It is only as I turn to head back upstairs for the seventh and final time that I notice, in the velvet early-morning silence that I so treasure, a semi-regular drip … drip … dripdrip … drip. There’s water dripping into the laundry tub! And it’s coming from … the ceiling. The unfinished basement ceiling.
Look at it! A steady rivulet, about a foot wide, a glistening swath along the underside of the kitchen floorboards along which pulsate half-formed droplets, sparkling domes of water gliding along the stream, which, when they reach the joist about the laundry tub, accumulate sufficient weight to form into a drip… drip … dripdrip …. drop.
It appears to be coming in from the outside wall, but that’s crazy. It’s well below freezing out there. There’s no ice dam, just a huge mound of snow. I know, because I was out there, at ten to six in the half-lit morning, digging. Just to make sure.
At a more decent hour, I call the contractor. The very wonderful contractor who fixed our porch last summer, the man who earned my undying gratitude for a) doing it quickly b) doing it mostly on budget, (even my pathetically small budget, which had caused other handy types to stagger away in fits of derisive laughter) and c) dealing with the eight-seven gazillion carpenter ants that emerged when a rotten board was removed. (Said carpenter ants being the little surprise that caused the “mostly” in the “on budget” sentence.) I particularly love him for doing this all while I was OUT OF TOWN. I didn’t have to actually see one single carpenter ant. And that, my friends, is a great way to spend your honeymoon: NOT seeing seething, pulsating swarms of carpenter ants dripping in writhing clumps from the ceiling and onto the porch deck.

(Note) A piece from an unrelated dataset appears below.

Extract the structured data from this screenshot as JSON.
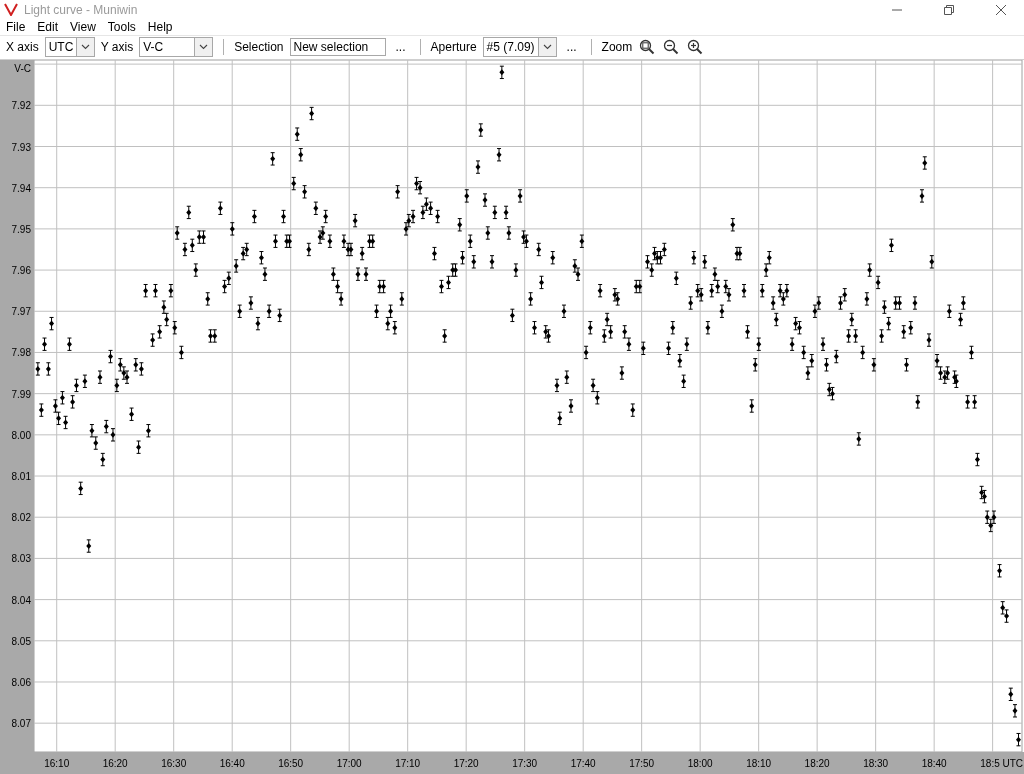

So when I hear his voice on the phone, later that day, after dawn has broken, I am instantly reassured.
“Turn off the water to the house,” he tells me. “Open the lowest and the highest faucets in the house. Wait an hour. If the drip stops, we know it’s a pipe that’s probably frozen and burst.”
As indeed turns out to be the case. Mr Wonderful Contractor Guy will be around tomorrow morning, with his friend Mr (we hope) Equally Wonderful Plumber Guy to find and repair the leak. I am hugely relieved. Faced with the choice of a few hundred dollars for plumbing versus ten thousand dollars a foot for foundation work? I’ll take the plumber. Well, yes, really what I’d like is for the leak to magically fix itself, free of charge. But I don’t think that’s one of my options.
So, you can see it’s been an eventful day here at casa Ilona. With no water (which means NO FLUSHING) and no fridge, I think I’ll be cancelling the party I had scheduled for tonight.
So if you’ll excuse me, I have some phone calls to make. Because tonight? Tonight I won’t be hosting a party — I’ll be buying a fridge!! And not flushing. Urgh.
Labels: domestic bliss, sometimes it sucks